What the task asks:
What lines of the material hold the string "selection"? Pull each of them out.

____________________

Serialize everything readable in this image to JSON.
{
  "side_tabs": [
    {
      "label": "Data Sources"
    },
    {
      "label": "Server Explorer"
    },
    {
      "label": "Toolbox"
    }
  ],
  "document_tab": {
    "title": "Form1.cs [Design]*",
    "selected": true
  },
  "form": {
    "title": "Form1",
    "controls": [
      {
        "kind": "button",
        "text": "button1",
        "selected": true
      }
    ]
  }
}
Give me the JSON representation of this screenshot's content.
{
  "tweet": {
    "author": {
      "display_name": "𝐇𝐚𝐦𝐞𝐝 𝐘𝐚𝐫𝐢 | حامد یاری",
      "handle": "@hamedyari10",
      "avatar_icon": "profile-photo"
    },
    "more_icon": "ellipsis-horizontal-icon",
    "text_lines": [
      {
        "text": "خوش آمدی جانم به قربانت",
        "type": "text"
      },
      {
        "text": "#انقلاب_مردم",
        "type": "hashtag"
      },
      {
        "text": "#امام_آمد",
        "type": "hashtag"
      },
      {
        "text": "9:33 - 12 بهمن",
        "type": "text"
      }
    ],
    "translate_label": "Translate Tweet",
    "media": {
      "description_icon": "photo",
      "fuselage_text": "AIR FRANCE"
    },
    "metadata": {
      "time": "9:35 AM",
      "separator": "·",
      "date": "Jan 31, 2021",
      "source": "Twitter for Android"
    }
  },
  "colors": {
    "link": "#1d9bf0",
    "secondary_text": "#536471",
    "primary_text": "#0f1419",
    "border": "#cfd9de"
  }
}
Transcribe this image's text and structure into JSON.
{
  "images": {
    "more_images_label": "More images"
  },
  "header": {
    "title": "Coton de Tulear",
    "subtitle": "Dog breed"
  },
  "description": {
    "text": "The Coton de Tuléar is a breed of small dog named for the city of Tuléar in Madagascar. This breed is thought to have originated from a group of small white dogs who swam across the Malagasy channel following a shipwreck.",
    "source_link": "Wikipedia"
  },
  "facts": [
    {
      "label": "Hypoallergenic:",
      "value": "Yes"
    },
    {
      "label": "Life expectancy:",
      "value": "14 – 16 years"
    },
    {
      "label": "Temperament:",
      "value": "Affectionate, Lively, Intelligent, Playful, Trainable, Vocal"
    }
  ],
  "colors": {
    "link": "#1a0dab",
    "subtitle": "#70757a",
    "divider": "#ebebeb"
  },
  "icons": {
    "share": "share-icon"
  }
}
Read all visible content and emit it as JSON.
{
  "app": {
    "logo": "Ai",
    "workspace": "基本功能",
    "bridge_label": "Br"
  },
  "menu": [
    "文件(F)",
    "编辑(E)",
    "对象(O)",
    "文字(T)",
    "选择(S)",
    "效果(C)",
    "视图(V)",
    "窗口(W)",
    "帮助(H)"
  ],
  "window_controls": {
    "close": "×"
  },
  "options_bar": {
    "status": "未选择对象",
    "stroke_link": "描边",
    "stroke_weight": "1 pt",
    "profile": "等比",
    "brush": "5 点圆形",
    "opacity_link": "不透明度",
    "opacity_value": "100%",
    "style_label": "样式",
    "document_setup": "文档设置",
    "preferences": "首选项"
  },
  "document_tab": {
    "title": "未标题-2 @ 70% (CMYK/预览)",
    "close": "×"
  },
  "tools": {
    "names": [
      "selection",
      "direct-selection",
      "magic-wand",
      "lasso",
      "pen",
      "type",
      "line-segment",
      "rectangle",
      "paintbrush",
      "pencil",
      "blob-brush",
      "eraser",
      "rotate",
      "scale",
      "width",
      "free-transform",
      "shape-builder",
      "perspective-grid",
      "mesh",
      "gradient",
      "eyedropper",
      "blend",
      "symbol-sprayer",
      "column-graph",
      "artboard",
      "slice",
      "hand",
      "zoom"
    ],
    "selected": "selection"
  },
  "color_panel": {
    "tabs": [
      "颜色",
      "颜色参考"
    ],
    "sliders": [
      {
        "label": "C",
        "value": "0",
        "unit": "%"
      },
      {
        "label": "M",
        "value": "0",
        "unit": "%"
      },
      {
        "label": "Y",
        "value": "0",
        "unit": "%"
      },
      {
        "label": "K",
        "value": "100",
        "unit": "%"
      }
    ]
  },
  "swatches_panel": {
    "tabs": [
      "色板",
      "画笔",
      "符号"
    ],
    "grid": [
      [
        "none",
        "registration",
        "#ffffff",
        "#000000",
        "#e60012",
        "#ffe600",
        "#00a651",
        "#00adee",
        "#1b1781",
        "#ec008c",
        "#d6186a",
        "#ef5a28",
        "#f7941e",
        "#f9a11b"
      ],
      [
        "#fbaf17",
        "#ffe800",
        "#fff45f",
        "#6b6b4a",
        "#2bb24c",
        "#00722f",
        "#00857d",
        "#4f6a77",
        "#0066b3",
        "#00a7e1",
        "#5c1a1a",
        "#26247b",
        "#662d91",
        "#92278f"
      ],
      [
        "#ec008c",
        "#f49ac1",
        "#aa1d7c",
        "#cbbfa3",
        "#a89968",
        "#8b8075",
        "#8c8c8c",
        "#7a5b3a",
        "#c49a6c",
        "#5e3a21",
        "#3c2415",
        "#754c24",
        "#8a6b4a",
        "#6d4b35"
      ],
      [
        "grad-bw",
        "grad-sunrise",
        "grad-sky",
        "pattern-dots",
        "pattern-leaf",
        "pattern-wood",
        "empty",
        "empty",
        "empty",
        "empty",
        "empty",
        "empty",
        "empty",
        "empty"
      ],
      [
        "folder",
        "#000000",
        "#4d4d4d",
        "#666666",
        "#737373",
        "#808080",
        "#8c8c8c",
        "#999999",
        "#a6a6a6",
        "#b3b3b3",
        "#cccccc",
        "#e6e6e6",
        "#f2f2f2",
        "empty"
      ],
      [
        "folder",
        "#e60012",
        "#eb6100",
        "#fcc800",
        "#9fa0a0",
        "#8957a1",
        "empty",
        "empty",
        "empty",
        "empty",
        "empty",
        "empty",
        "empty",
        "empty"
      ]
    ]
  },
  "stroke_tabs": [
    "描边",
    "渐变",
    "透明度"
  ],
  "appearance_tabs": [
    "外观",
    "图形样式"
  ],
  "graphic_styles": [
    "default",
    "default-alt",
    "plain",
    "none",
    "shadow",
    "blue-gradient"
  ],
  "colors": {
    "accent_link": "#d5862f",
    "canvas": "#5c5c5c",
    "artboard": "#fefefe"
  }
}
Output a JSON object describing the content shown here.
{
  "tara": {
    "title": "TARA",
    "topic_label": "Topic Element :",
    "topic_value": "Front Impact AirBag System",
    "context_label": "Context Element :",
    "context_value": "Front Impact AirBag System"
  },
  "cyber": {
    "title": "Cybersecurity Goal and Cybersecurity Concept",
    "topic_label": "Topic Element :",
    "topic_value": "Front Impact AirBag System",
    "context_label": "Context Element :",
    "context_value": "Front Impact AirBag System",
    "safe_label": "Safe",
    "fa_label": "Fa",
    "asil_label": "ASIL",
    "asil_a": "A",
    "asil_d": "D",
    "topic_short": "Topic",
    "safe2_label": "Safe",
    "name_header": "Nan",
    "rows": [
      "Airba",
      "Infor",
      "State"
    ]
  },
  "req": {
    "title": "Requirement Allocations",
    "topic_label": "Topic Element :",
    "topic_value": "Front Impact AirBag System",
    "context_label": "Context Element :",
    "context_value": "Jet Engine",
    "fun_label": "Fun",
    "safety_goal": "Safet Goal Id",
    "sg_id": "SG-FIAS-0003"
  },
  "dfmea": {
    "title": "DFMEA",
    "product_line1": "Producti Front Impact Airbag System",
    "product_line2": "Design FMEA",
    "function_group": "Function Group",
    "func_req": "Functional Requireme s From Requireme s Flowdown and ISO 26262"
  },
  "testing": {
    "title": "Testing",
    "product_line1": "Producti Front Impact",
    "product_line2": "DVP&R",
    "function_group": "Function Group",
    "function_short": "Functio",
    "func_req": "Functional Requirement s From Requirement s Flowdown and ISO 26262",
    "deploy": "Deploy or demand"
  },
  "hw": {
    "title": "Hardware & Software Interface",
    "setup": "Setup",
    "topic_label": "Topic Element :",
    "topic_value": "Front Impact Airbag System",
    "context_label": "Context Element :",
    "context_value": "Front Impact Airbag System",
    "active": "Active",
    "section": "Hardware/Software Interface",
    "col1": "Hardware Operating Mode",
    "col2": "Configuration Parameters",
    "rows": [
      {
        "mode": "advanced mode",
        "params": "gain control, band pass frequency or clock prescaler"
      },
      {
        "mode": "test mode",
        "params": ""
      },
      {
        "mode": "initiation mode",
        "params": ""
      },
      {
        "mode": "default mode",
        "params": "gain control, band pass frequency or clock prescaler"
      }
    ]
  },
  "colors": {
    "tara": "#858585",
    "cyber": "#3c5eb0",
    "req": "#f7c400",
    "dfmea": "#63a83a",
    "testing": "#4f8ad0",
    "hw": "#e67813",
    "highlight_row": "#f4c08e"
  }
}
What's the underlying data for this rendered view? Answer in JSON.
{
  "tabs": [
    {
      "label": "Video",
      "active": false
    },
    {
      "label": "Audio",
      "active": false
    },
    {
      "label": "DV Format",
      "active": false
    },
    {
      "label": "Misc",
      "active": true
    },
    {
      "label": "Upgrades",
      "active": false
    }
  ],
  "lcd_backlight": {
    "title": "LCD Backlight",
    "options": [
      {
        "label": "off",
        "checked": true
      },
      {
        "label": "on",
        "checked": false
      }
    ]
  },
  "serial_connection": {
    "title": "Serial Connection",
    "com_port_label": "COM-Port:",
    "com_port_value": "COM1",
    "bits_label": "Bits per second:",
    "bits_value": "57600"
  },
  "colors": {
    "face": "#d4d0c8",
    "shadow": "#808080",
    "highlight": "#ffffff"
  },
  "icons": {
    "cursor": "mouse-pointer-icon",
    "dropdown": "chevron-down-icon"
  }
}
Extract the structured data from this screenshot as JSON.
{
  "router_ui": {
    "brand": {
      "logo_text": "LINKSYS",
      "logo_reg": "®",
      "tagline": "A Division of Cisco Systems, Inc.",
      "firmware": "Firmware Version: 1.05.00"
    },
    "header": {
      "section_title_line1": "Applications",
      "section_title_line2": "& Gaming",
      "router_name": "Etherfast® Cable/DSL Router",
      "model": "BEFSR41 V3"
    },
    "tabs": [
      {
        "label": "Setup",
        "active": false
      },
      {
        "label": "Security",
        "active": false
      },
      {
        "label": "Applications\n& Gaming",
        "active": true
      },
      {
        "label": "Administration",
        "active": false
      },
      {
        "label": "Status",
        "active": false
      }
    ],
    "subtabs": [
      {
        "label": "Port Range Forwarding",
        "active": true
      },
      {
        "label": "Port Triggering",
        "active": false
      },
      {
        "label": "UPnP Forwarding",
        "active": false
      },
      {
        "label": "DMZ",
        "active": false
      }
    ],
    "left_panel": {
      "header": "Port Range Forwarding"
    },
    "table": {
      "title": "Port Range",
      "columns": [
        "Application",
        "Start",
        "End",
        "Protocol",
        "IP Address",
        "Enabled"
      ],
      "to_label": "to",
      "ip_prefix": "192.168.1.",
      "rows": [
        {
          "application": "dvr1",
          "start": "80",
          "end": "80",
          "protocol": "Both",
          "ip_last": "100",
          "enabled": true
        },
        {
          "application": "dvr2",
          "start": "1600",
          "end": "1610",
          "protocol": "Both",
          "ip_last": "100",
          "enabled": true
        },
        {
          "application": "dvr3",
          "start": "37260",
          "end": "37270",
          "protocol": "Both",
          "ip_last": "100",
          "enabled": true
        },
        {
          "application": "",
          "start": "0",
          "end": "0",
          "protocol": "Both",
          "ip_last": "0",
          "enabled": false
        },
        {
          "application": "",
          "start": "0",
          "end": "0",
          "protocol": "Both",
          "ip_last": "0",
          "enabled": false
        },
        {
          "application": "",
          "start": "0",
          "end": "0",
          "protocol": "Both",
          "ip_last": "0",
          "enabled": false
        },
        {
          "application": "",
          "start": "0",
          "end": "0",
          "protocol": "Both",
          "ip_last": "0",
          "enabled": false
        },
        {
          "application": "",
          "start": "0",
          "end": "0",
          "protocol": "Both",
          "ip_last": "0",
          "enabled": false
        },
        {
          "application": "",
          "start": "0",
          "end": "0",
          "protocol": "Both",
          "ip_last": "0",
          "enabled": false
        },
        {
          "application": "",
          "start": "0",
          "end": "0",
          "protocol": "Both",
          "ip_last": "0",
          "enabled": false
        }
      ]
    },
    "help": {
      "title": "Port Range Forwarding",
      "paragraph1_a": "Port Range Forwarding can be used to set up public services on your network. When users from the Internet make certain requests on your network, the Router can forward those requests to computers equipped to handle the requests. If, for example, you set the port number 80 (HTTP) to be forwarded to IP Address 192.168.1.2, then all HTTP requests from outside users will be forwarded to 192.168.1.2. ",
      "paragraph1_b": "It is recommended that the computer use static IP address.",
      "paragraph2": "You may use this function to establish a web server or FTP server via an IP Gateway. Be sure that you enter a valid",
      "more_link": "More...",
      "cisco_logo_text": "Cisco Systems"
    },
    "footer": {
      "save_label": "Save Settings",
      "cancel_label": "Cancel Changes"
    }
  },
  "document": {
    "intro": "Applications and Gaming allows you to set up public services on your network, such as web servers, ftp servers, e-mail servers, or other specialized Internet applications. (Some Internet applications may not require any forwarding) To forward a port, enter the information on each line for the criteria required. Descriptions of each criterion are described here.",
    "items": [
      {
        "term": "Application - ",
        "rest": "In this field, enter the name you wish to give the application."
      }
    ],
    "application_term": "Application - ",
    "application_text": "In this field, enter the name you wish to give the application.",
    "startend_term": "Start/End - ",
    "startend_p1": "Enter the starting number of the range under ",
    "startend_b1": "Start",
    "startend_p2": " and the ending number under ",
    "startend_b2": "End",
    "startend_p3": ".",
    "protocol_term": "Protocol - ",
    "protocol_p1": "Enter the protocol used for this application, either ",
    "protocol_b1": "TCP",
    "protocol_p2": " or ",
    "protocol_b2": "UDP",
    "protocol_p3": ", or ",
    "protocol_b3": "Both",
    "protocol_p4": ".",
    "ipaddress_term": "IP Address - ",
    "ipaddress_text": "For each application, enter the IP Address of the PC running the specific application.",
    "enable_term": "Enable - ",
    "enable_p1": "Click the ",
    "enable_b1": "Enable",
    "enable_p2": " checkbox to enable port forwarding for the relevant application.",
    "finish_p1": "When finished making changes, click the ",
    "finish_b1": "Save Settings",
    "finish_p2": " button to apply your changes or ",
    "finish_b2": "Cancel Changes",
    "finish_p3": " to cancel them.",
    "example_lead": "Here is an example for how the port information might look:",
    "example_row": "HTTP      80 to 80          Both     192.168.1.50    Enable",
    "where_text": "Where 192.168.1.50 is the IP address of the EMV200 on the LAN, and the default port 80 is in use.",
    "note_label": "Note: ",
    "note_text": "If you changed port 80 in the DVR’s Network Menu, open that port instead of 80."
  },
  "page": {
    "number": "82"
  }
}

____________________

Response:
      "selection",
      "direct-selection",
    "selected": "selection"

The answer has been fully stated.